1) Build a learning and action network studying refugees’ inclusion, access to information and successful transition. We will be investigate how to use digital information technology to supplement existing forms of accessing information.

2) Increase communication and collaboration between users, academics, public and voluntary sectors to provide best practice for promoting refugee inclusion, access to information and successful transition.

3) Engender learning and knowledge exchanges that catalyze action with, by and for refugees.

4) Develop an international network of academics and practitioners in Europe.

The PIISTON network is a learning and action network that aims to facilitate ongoing research and development efforts of the Refugee Resilience Project established by the HEMIL-center in 2016 by improving the mutual knowledge transfer between researchers and users. The mission of PIISTON

is to promote refugees’ inclusion, access to information and successful transition into Norwegian society by consolidating knowledge across disciplines, increasing collaboration, and strengthening service provision across sectors. The network will consist of scientists from the disciplines of health promotion, social work, child welfare, cross-cultural psychology, development studies, anthropology and geography, who will work together with practitioners, NGOs and refugees from different ethnic backgrounds.

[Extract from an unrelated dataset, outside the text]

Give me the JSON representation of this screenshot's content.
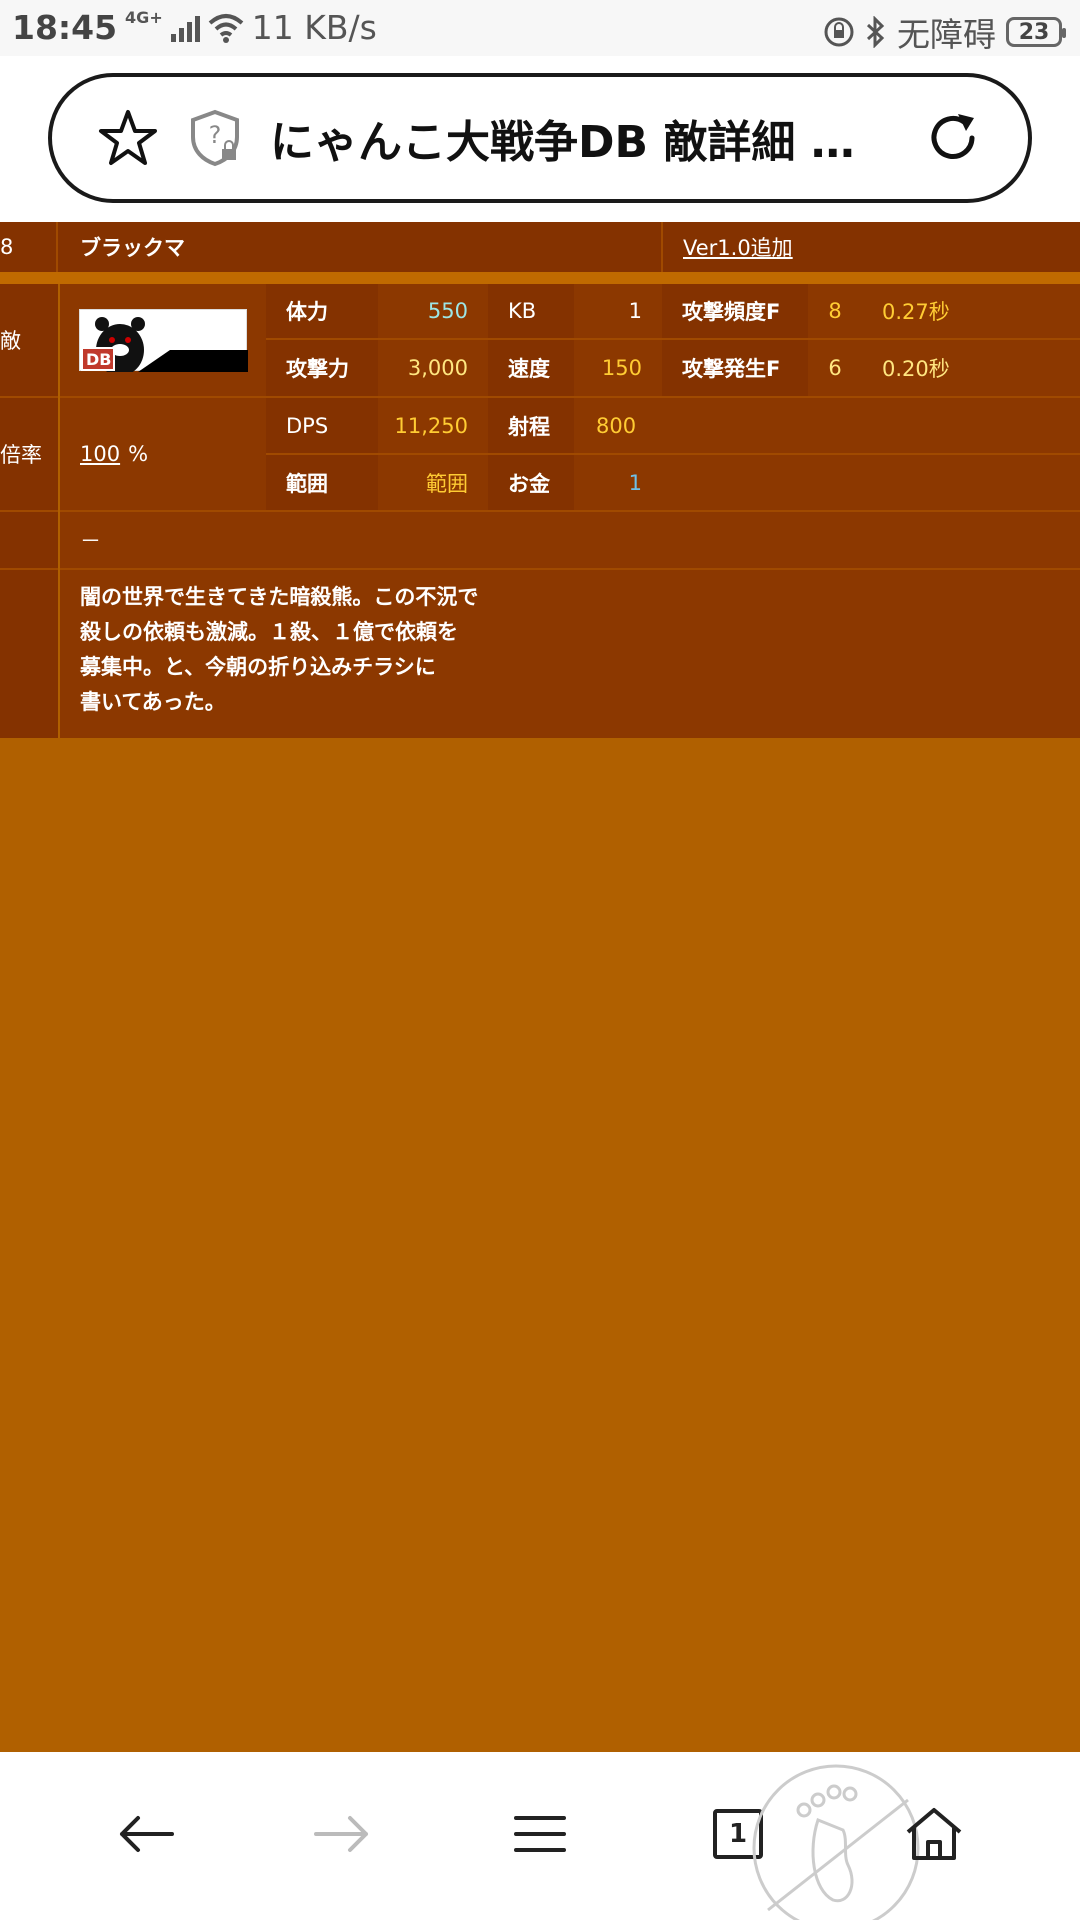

Network activities include meetings with national partners, recruitment of and meetings with international partners, visits to international partners and visits from international partners, development and testing of a mobile phone app, funding proposal development, website development and a dissemination conference. The network will help its participants to gain a deeper understanding of what promotes young refugees productive participation in society and what facilitates their independence. This knowledge will be channeled into welfare, service and policy sectors. To maximize its outcomes, PIISTON will employ an original dissemination plan, including both traditional (e.g. website) and interactive (e.g. apps) media. PIISTON will strive to reach out to other European programs to build on synergies, share knowledge and learn from their experiences of working with refugee populations. The outcomes of the network will have far- reaching consequences for future research designs in the areas of information to help refugees on their journey, arrival and settlement in new countries; and on the social inclusion of refugees both in a national and international context.

Refugee Resilience project (2016 - )

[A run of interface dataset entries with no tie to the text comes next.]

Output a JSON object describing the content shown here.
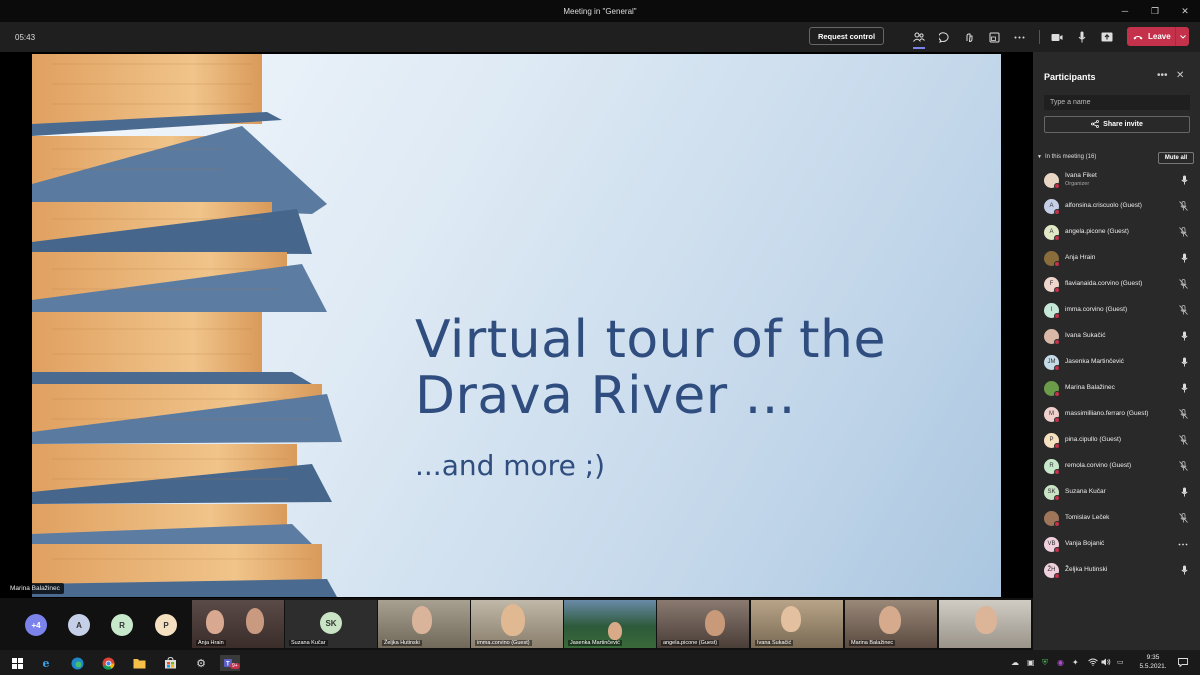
{
  "window": {
    "title": "Meeting in \"General\"",
    "minimize": "─",
    "restore": "❐",
    "close": "✕"
  },
  "toolbar": {
    "timer": "05:43",
    "request_control": "Request control",
    "leave": "Leave"
  },
  "slide": {
    "title_line1": "Virtual tour of the",
    "title_line2": "Drava River ...",
    "subtitle": "...and more ;)",
    "presenter": "Marina Balažinec"
  },
  "panel": {
    "title": "Participants",
    "search_placeholder": "Type a name",
    "share_invite": "Share invite",
    "section": "In this meeting (16)",
    "mute_all": "Mute all",
    "participants": [
      {
        "name": "Ivana Fiket",
        "role": "Organizer",
        "initials": "",
        "color": "#e8d5c4",
        "mic": "on"
      },
      {
        "name": "alfonsina.criscuolo (Guest)",
        "role": "",
        "initials": "A",
        "color": "#c5cfe8",
        "mic": "muted"
      },
      {
        "name": "angela.picone (Guest)",
        "role": "",
        "initials": "A",
        "color": "#e0e8c5",
        "mic": "muted"
      },
      {
        "name": "Anja Hrain",
        "role": "",
        "initials": "",
        "color": "#8a6d3b",
        "mic": "on"
      },
      {
        "name": "flavianaida.corvino (Guest)",
        "role": "",
        "initials": "F",
        "color": "#f0d5cc",
        "mic": "muted"
      },
      {
        "name": "imma.corvino (Guest)",
        "role": "",
        "initials": "I",
        "color": "#c5e8d9",
        "mic": "muted"
      },
      {
        "name": "Ivana Sukačić",
        "role": "",
        "initials": "",
        "color": "#d9b8a8",
        "mic": "on"
      },
      {
        "name": "Jasenka Martinčević",
        "role": "",
        "initials": "JM",
        "color": "#c5dce8",
        "mic": "on"
      },
      {
        "name": "Marina Balažinec",
        "role": "",
        "initials": "",
        "color": "#6b9c4a",
        "mic": "on"
      },
      {
        "name": "massimilliano.ferraro (Guest)",
        "role": "",
        "initials": "M",
        "color": "#f0d0cc",
        "mic": "muted"
      },
      {
        "name": "pina.cipullo (Guest)",
        "role": "",
        "initials": "P",
        "color": "#f5e0c0",
        "mic": "muted"
      },
      {
        "name": "remola.corvino (Guest)",
        "role": "",
        "initials": "R",
        "color": "#c8e8cc",
        "mic": "muted"
      },
      {
        "name": "Suzana Kučar",
        "role": "",
        "initials": "SK",
        "color": "#c9e4c5",
        "mic": "on"
      },
      {
        "name": "Tomislav Leček",
        "role": "",
        "initials": "",
        "color": "#a0765a",
        "mic": "muted"
      },
      {
        "name": "Vanja Bojanić",
        "role": "",
        "initials": "VB",
        "color": "#f0d0dc",
        "mic": "more"
      },
      {
        "name": "Željka Hutinski",
        "role": "",
        "initials": "ŽH",
        "color": "#f0d0dc",
        "mic": "on"
      }
    ]
  },
  "strip": {
    "overflow": "+4",
    "bubbles": [
      "A",
      "R",
      "P"
    ],
    "tiles": [
      {
        "name": "Anja Hrain"
      },
      {
        "name": "Suzana Kučar",
        "initials": "SK"
      },
      {
        "name": "Željka Hutinski"
      },
      {
        "name": "imma.corvino (Guest)"
      },
      {
        "name": "Jasenka Martinčević"
      },
      {
        "name": "angela.picone (Guest)"
      },
      {
        "name": "Ivana Sukačić"
      },
      {
        "name": "Marina Balažinec"
      },
      {
        "name": ""
      }
    ]
  },
  "taskbar": {
    "time": "9:35",
    "date": "5.5.2021.",
    "badge": "9+"
  }
}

This is a transdisciplinary project whose overall objective is to discover what strengthens and builds resilience in refugee and asylum seeking children and youth in Norway.

Sub-objectives include:

  1. To explore what customs and practices are used in the culture of origin to strengthen and support children who have experienced hardship and adversity
  2. To explore what resources have been used by young people who have successfully integrated (i.e. those who are in work or higher education and speak some Norwegian) into Norwegian society
  3. To explore what resources refugee children and youth identify and use to cope and adapt to their new environment